According to Rider Levett Bucknall’s (RLB) 4th Quarter 2021 International Report, despite Australia’s lockdowns which are estimated to have cost the economy in excess of $20 billion, the construction industry across the country has remained ‘business as usual’ and has consistently recorded high levels of activity.
RLB’s Oceania Research and Development Director, Mr Domenic Schiafone said, “Data recently released by the Australian Bureau of Statistics highlights the continuing resilience of the construction industry across Australia. Prior to the COVID-19 pandemic, it was anticipated that construction volumes for the 2021 financial year would be mixed, mainly due to falling levels of activity across Australia.”
Construction activity at decade highs
“The surprising result is that most construction activity metrics analysed by RLB are close to decade highs. Most states across the nation experienced similar activity levels in the 2021 financial year to the previous year,” he added.
Overall construction work done in Australia amounted to $212 billion, a slight decrease on the $213 billion achieved in the 2020 financial year. The fall in volume was largely attributable to reduced activity in Victoria, which amounted to $2.4 billion. This comes as no surprise, with Victoria enduring the worst COVID-19 outbreak and longest lockdown in Australia.
Across all RLB offices, high levels of activity have been observed in the current year to date, despite the generally subdued economic sentiment. In most cities, it has been ‘business as usual’ within the construction industry.
Sydney and Melbourne adapting to setbacks
According to RLB’s International Report, both Sydney and Melbourne are the exception, with the industry adapting to various setbacks caused by total industry shutdowns and density restrictions on-site. Despite the bumpy road experienced since the outbreak, construction performance was strong for the 2021 financial year. The long-term influence of COVID-19 remains in train for those sectors initially hit the hardest.
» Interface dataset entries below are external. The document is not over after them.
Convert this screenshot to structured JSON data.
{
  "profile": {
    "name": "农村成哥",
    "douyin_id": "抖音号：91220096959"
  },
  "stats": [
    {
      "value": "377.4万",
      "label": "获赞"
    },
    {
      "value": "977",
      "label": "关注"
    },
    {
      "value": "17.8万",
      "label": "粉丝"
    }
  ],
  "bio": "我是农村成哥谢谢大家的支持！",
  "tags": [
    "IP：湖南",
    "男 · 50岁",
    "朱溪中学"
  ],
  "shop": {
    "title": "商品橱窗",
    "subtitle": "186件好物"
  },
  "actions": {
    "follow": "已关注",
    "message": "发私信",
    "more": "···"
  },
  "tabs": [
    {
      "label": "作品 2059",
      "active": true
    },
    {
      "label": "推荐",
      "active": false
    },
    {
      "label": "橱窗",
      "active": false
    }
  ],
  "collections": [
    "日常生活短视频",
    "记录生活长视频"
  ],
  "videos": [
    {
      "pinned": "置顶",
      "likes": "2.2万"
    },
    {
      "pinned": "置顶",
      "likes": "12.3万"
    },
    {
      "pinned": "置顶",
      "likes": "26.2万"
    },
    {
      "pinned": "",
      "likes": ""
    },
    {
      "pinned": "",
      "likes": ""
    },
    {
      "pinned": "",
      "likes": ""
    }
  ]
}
However, the fast-tracked actions taken by both federal and state governments have provided stability in certain sectors and considerable growth in others. The multi-level apartment sector in Australia has been the single main contributor to record levels of building activity in major cities.
Apartment sector continues to be key contributor
Mr Schiafone continued, “Looking ahead, while the sector will continue to be a key contributor, it will struggle to reach the record levels achieved in the years leading up to 2020 again. The current view is that supply has outstripped demand.”
“Upward pressure on contractor tender pricing is being seen across the country, albeit at differing levels. Sydney, Melbourne, Canberra, Adelaide and Darwin have observed stable increases, generally within expectation. However, significant surges have been experienced in Brisbane and Perth, with escalation forecasts for 2021 well above levels forecast at the backend of 2020,” he said.
Material prices reach record highs
This is surprising as both states have had limited lockdowns impacting construction activity, but both introduced stringent border closures when compared to the rest of the country. Material prices have risen through 2021 in concrete, steel, reinforcement, timber and PVC based products used in hydraulic and electrical trades.
Raw material prices for metals, such as copper and iron ore, also reached historic record highs.
Such rises have prompted some trades to link supply rates as a condition of tender pricing and therefore subject to a price adjustment should the rate increase.
Similarly, hold prices from steel suppliers have diminished, with increases upwards of 20% observed since October 2020 from some suppliers.
Recent tender results for other trades convey a slightly different scenario. Finishes and some services trades have remained stable. This is perhaps reflective of the decline in multi-level apartment developments and mixed outlook for what lies ahead.
Contractors’ preliminaries increase due to pandemic conditions
Not surprisingly, contractors’ preliminaries have increased as a result of COVID-19 conditions. Contractor margins remain within expectation and the appetite to secure pipelines of work are still present. Supply chain issues and the issues impacting shipping container movements across the globe are well documented.
Contractors have flagged the potential for material shortages, shipping cost increases and delays of imported goods and equipment. However, at this stage, the influence on recent tender pricing is not significant. However there does appear to be growing pressure and perhaps further impacts to come.
Looking at construction costs across the country for 2022, RLB is forecasting the following increases: Adelaide (3.0%), Brisbane (5.0%), Canberra (3.5%), Darwin (2.5%), Gold Coast (5.0%), Melbourne (4.5%), Perth (4.5%), Sydney (2.4%) and Townsville (3.0%.)